Start of Block

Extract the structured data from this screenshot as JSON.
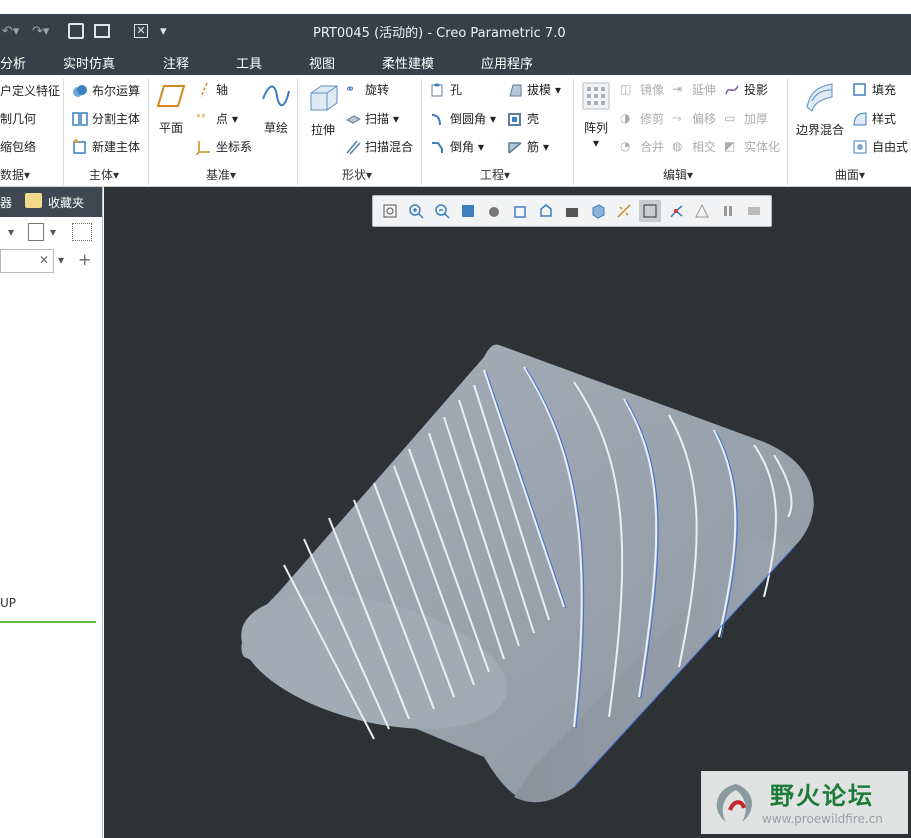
{
  "window": {
    "title": "PRT0045 (活动的) - Creo Parametric 7.0"
  },
  "menus": [
    "分析",
    "实时仿真",
    "注释",
    "工具",
    "视图",
    "柔性建模",
    "应用程序"
  ],
  "ribbon": {
    "main_body": {
      "items": [
        "户定义特征",
        "制几何",
        "缩包络"
      ],
      "group": "数据"
    },
    "body": {
      "items": [
        "布尔运算",
        "分割主体",
        "新建主体"
      ],
      "group": "主体"
    },
    "datum": {
      "plane": "平面",
      "axis": "轴",
      "point": "点",
      "csys": "坐标系",
      "sketch": "草绘",
      "group": "基准"
    },
    "shape": {
      "extrude": "拉伸",
      "revolve": "旋转",
      "sweep": "扫描",
      "swept_blend": "扫描混合",
      "group": "形状"
    },
    "engineering": {
      "hole": "孔",
      "round": "倒圆角",
      "chamfer": "倒角",
      "draft": "拔模",
      "shell": "壳",
      "rib": "筋",
      "group": "工程"
    },
    "edit": {
      "pattern": "阵列",
      "mirror": "镜像",
      "extend": "延伸",
      "project": "投影",
      "trim": "修剪",
      "offset": "偏移",
      "thicken": "加厚",
      "merge": "合并",
      "intersect": "相交",
      "solidify": "实体化",
      "group": "编辑"
    },
    "surface": {
      "boundary_blend": "边界混合",
      "fill": "填充",
      "style": "样式",
      "freestyle": "自由式",
      "group": "曲面"
    }
  },
  "left_panel": {
    "tab1": "器",
    "tab2": "收藏夹",
    "tree_item": "UP"
  },
  "watermark": {
    "cn": "野火论坛",
    "url": "www.proewildfire.cn"
  },
  "colors": {
    "chrome": "#374049",
    "viewport": "#2f3234",
    "model": "#9aa3ad",
    "edge": "#3f6fd6"
  }
}
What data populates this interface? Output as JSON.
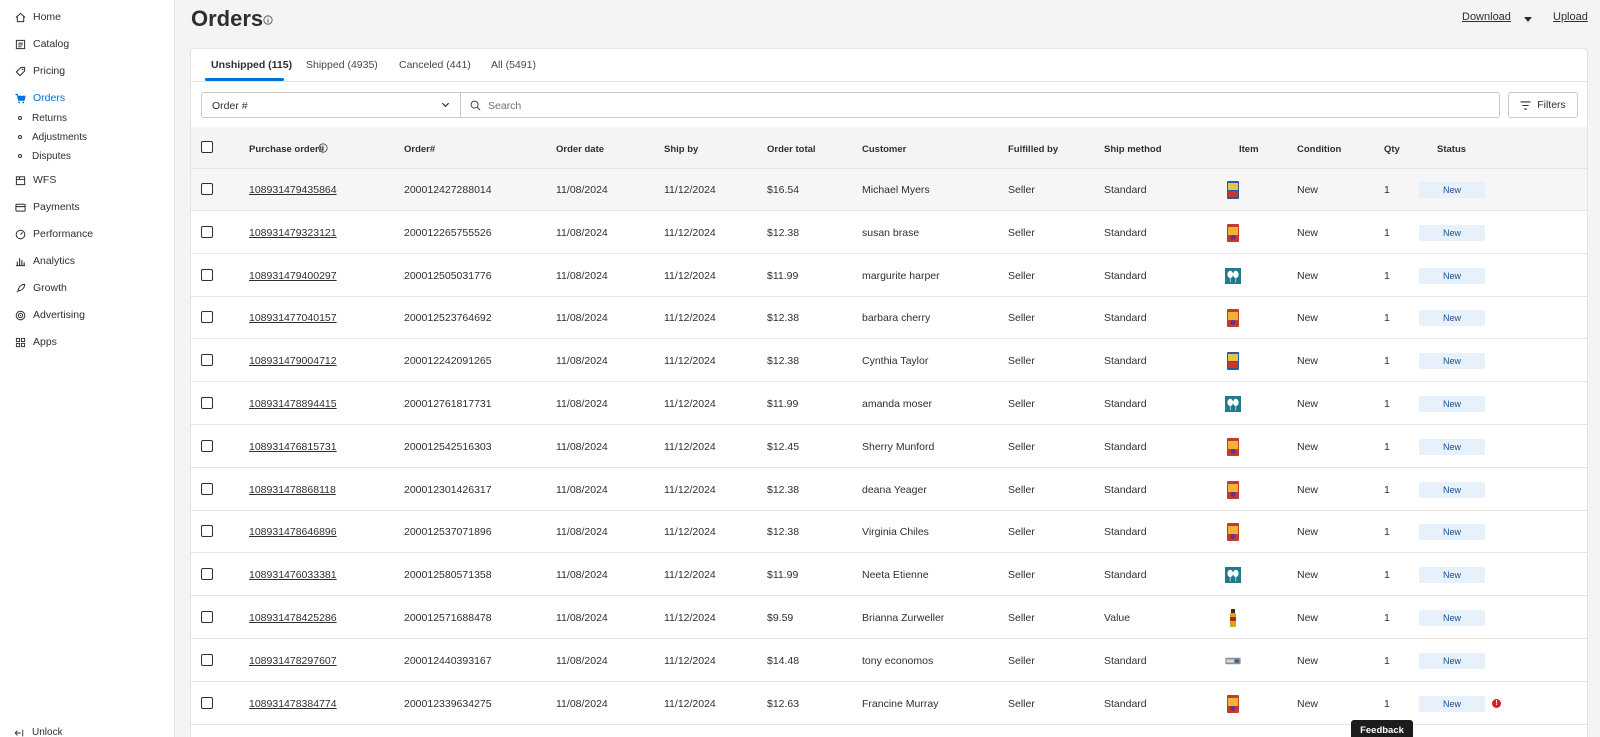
{
  "sidebar": {
    "items": [
      {
        "label": "Home",
        "icon": "home-icon"
      },
      {
        "label": "Catalog",
        "icon": "catalog-icon"
      },
      {
        "label": "Pricing",
        "icon": "tag-icon"
      },
      {
        "label": "Orders",
        "icon": "cart-icon"
      },
      {
        "label": "WFS",
        "icon": "box-icon"
      },
      {
        "label": "Payments",
        "icon": "card-icon"
      },
      {
        "label": "Performance",
        "icon": "gauge-icon"
      },
      {
        "label": "Analytics",
        "icon": "bar-chart-icon"
      },
      {
        "label": "Growth",
        "icon": "rocket-icon"
      },
      {
        "label": "Advertising",
        "icon": "target-icon"
      },
      {
        "label": "Apps",
        "icon": "grid-icon"
      }
    ],
    "sub_items": [
      "Returns",
      "Adjustments",
      "Disputes"
    ],
    "unlock_label": "Unlock"
  },
  "header": {
    "title": "Orders",
    "download_label": "Download",
    "upload_label": "Upload"
  },
  "tabs": [
    "Unshipped (115)",
    "Shipped (4935)",
    "Canceled (441)",
    "All (5491)"
  ],
  "filter_select": "Order #",
  "search": {
    "placeholder": "Search",
    "value": ""
  },
  "filters_label": "Filters",
  "columns": [
    "Purchase order#",
    "Order#",
    "Order date",
    "Ship by",
    "Order total",
    "Customer",
    "Fulfilled by",
    "Ship method",
    "Item",
    "Condition",
    "Qty",
    "Status"
  ],
  "rows": [
    {
      "po": "108931479435864",
      "order": "200012427288014",
      "order_date": "11/08/2024",
      "ship_by": "11/12/2024",
      "total": "$16.54",
      "customer": "Michael Myers",
      "fulfilled": "Seller",
      "method": "Standard",
      "item": "book-box-icon",
      "condition": "New",
      "qty": "1",
      "status": "New"
    },
    {
      "po": "108931479323121",
      "order": "200012265755526",
      "order_date": "11/08/2024",
      "ship_by": "11/12/2024",
      "total": "$12.38",
      "customer": "susan brase",
      "fulfilled": "Seller",
      "method": "Standard",
      "item": "candy-box-icon",
      "condition": "New",
      "qty": "1",
      "status": "New"
    },
    {
      "po": "108931479400297",
      "order": "200012505031776",
      "order_date": "11/08/2024",
      "ship_by": "11/12/2024",
      "total": "$11.99",
      "customer": "margurite harper",
      "fulfilled": "Seller",
      "method": "Standard",
      "item": "balloon-pack-icon",
      "condition": "New",
      "qty": "1",
      "status": "New"
    },
    {
      "po": "108931477040157",
      "order": "200012523764692",
      "order_date": "11/08/2024",
      "ship_by": "11/12/2024",
      "total": "$12.38",
      "customer": "barbara cherry",
      "fulfilled": "Seller",
      "method": "Standard",
      "item": "candy-box-icon",
      "condition": "New",
      "qty": "1",
      "status": "New"
    },
    {
      "po": "108931479004712",
      "order": "200012242091265",
      "order_date": "11/08/2024",
      "ship_by": "11/12/2024",
      "total": "$12.38",
      "customer": "Cynthia Taylor",
      "fulfilled": "Seller",
      "method": "Standard",
      "item": "book-box-icon",
      "condition": "New",
      "qty": "1",
      "status": "New"
    },
    {
      "po": "108931478894415",
      "order": "200012761817731",
      "order_date": "11/08/2024",
      "ship_by": "11/12/2024",
      "total": "$11.99",
      "customer": "amanda moser",
      "fulfilled": "Seller",
      "method": "Standard",
      "item": "balloon-pack-icon",
      "condition": "New",
      "qty": "1",
      "status": "New"
    },
    {
      "po": "108931476815731",
      "order": "200012542516303",
      "order_date": "11/08/2024",
      "ship_by": "11/12/2024",
      "total": "$12.45",
      "customer": "Sherry Munford",
      "fulfilled": "Seller",
      "method": "Standard",
      "item": "candy-box-icon",
      "condition": "New",
      "qty": "1",
      "status": "New"
    },
    {
      "po": "108931478868118",
      "order": "200012301426317",
      "order_date": "11/08/2024",
      "ship_by": "11/12/2024",
      "total": "$12.38",
      "customer": "deana Yeager",
      "fulfilled": "Seller",
      "method": "Standard",
      "item": "candy-box-icon",
      "condition": "New",
      "qty": "1",
      "status": "New"
    },
    {
      "po": "108931478646896",
      "order": "200012537071896",
      "order_date": "11/08/2024",
      "ship_by": "11/12/2024",
      "total": "$12.38",
      "customer": "Virginia Chiles",
      "fulfilled": "Seller",
      "method": "Standard",
      "item": "candy-box-icon",
      "condition": "New",
      "qty": "1",
      "status": "New"
    },
    {
      "po": "108931476033381",
      "order": "200012580571358",
      "order_date": "11/08/2024",
      "ship_by": "11/12/2024",
      "total": "$11.99",
      "customer": "Neeta Etienne",
      "fulfilled": "Seller",
      "method": "Standard",
      "item": "balloon-pack-icon",
      "condition": "New",
      "qty": "1",
      "status": "New"
    },
    {
      "po": "108931478425286",
      "order": "200012571688478",
      "order_date": "11/08/2024",
      "ship_by": "11/12/2024",
      "total": "$9.59",
      "customer": "Brianna Zurweller",
      "fulfilled": "Seller",
      "method": "Value",
      "item": "bottle-icon",
      "condition": "New",
      "qty": "1",
      "status": "New"
    },
    {
      "po": "108931478297607",
      "order": "200012440393167",
      "order_date": "11/08/2024",
      "ship_by": "11/12/2024",
      "total": "$14.48",
      "customer": "tony economos",
      "fulfilled": "Seller",
      "method": "Standard",
      "item": "cable-pack-icon",
      "condition": "New",
      "qty": "1",
      "status": "New"
    },
    {
      "po": "108931478384774",
      "order": "200012339634275",
      "order_date": "11/08/2024",
      "ship_by": "11/12/2024",
      "total": "$12.63",
      "customer": "Francine Murray",
      "fulfilled": "Seller",
      "method": "Standard",
      "item": "candy-box-icon",
      "condition": "New",
      "qty": "1",
      "status": "New",
      "alert": "!"
    }
  ],
  "feedback_label": "Feedback",
  "colors": {
    "accent": "#0071dc",
    "badge_bg": "#e6f1fc",
    "alert": "#de1c24"
  }
}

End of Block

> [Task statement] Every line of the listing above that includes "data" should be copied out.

> [Task output]
Extract the structured data from this screenshot as JSON.
What data populates this interface? Output as JSON.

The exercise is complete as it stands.